I got yr corollary right here: throw it against the wall and see what sticks. But the writer has to do the throwing, even if she doesn’t use any of her own words in the text. One chooses one’s content, and the more moving parts, the more possible combinations.

If you’re working with existing texts, as I am, part of it has to do with which of those texts seem most compelling. In Things Come On, it turned out to be hearing transcripts and a medical chart – and those things largely suggested the structure of the book. Likewise, using scrapbooks, archives, and newspapers as research sources suggested broad structures for the others.

Then again, I’m revising the hell out of all of them. It’s not like Michelangelo “finding” the form in the marble. It’s more like a potter shaping something that’s in motion, in response to the shapes that are emerging in her hands. And then collapsing it all and doing it again. That sounds more organic than it is. But then all metaphors are.

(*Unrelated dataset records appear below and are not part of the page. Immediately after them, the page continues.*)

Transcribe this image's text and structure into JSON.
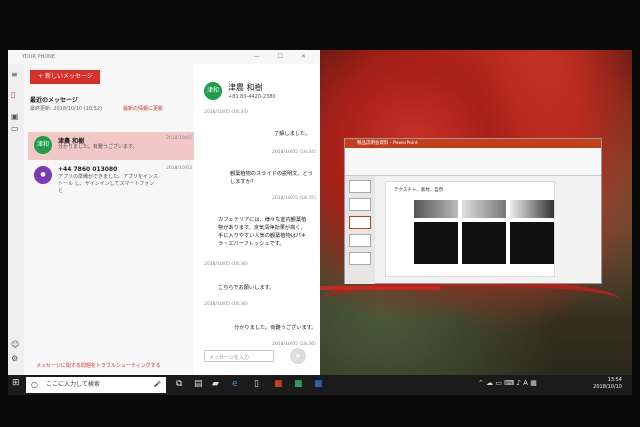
{
  "app": {
    "title": "YOUR PHONE",
    "new_message": "新しいメッセージ",
    "recent_title": "最近のメッセージ",
    "updated": "最終更新: 2018/10/10 (10:52)",
    "refresh": "最新の情報に更新",
    "troubleshoot": "メッセージに関する問題をトラブルシューティングする"
  },
  "conversations": [
    {
      "avatar": "津和",
      "name": "津農 和樹",
      "date": "2018/10/05",
      "preview": "分かりました。有難うございます。",
      "color": "#1f9d4a"
    },
    {
      "avatar": "",
      "name": "+44 7860 013080",
      "date": "2018/10/03",
      "preview": "アプリの準備ができました。アプリをインストール し、サインインしてスマートフォンと",
      "color": "#7a3bb5"
    }
  ],
  "chat": {
    "avatar": "津和",
    "name": "津農 和樹",
    "number": "+81 80-4420-2380",
    "messages": [
      {
        "ts": "2018/10/05 (18:34)",
        "text": ""
      },
      {
        "ts": "",
        "text": "了解しました。"
      },
      {
        "ts": "2018/10/05 (18:34)",
        "text": ""
      },
      {
        "ts": "",
        "text": "観葉植物のスライドの説明文、どうしますか?"
      },
      {
        "ts": "2018/10/05 (18:35)",
        "text": ""
      },
      {
        "ts": "",
        "text": "カフェテリアには、様々な室内観葉植物があります。京気清浄効果が高く、手に入りやすい人気の観葉植物はパキラ・エバーフレッシュです。"
      },
      {
        "ts": "2018/10/05 (18:36)",
        "text": ""
      },
      {
        "ts": "",
        "text": "こちらでお願いします。"
      },
      {
        "ts": "2018/10/05 (18:36)",
        "text": ""
      },
      {
        "ts": "",
        "text": "分かりました。有難うございます。"
      },
      {
        "ts": "2018/10/05 (18:36)",
        "text": ""
      }
    ],
    "input_placeholder": "メッセージを入力"
  },
  "ppt": {
    "title": "製品説明会資料 - PowerPoint",
    "slide_title": "テクスチャ、素材、自然"
  },
  "taskbar": {
    "search": "ここに入力して検索",
    "time": "13:54",
    "date": "2018/10/10"
  },
  "colors": {
    "accent": "#d9302a",
    "ppt": "#c43e1c"
  }
}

As to the serial poems, I try to hew to Jack Spicer’s injunction to listen to “The Outside” – that is, to try not to find the perfect words to ex-press my inner truth, but rather to trust that I’m receiving something more important as words come into my head. And I collect phrases, sentences, etc. I have a “word collection” that I draw upon as the bricks for poemlets – then I put in new words to form the mortar. 

Anyway, here is a section of No Soap (v. 1 of the B.P., as free PDF) - a portion also appeared in Hotel Amerika; and here is a section of Griefing on Summit (v. 2). For poems, see earth day suite, published by the great Beard of Bees Press, also in Chicago, also as a free PDF.


Is that it? Are we done? . . .

OK! Well, now that you’ve suffered through the warm-up act, here are the headliners for Feb. 17:

TONY TRIGILIO’s newest books are The Complete Dark Shadows (of My Childhood), Book 1 (BlazeVOX Books, 2014); White Noise (Apostrophe Books, 2013); and, as editor, Elise Cowen: Poems and Fragments (Ahsahta Press, 2014).  His other books include the poetry collections Historic Diary (BlazeVOX, 2011) and The Lama’s English Lessons (Three Candles Press, 2006); the chapbooks With the Memory, Which is Enormous (Main Street Rag Press, 2009) and Make a Joke and I Will Sigh and You Will Laugh and I Will Cry (Scantily Clad Press, 2008); and two books of criticism, Allen Ginsberg’s Buddhist Poetics (Southern Illinois University Press, 2012) and “Strange Prophecies Anew” (Fairleigh Dickinson University Press, 2000).  He is co-editor of the anthology Visions and Divisions: American Immigration Literature, 1870-1930 (Rutgers University Press, 2008).  He directs the program in Creative Writing/Poetry at Columbia College Chicago and is a co-founder and co-editor of Court Green. Tune in next Monday to Tony's website.

BEN CARTWRIGHT’s poetry and prose poetry have appeared in Sentence, The Stinging Fly, Parcel, and Midwestern Gothic.  He was awarded the Ana Damjanov Poetry Prize from the Academy of American Poets, and won third place in the 2012 Atty Award poetry contest, judged by Margaret Atwood.  Ben records poets reading their work for his Kansas Blotter poetry archive, and his recordings of the poets Kenneth Irby, Rachel Blau DuPlessis, and Fred Moten have been added to the PennSound archive.  Ben lives in Topeka, Kansas, and teaches creative writing and literature courses at the University of Kansas. Tune in next Monday to Ben’s Blog

LEA GRAHAM is the author of the poetry book, Hough & Helix & Where & Here & You, You, You (No Tell Books, 2011). Her poems, translations and reviews have been published in Notre Dame Review, Southern Humanities Review and Fifth Wednesday. She is a contributing editor for Atticus Review’s feature, “Boo’s Hollow,” which showcases poets writing on place.  She is an Associate Professor of English at Marist College in Poughkeepsie, New York. Her entry will appear on the Atticus Review web site (somewhere - stay tuned!).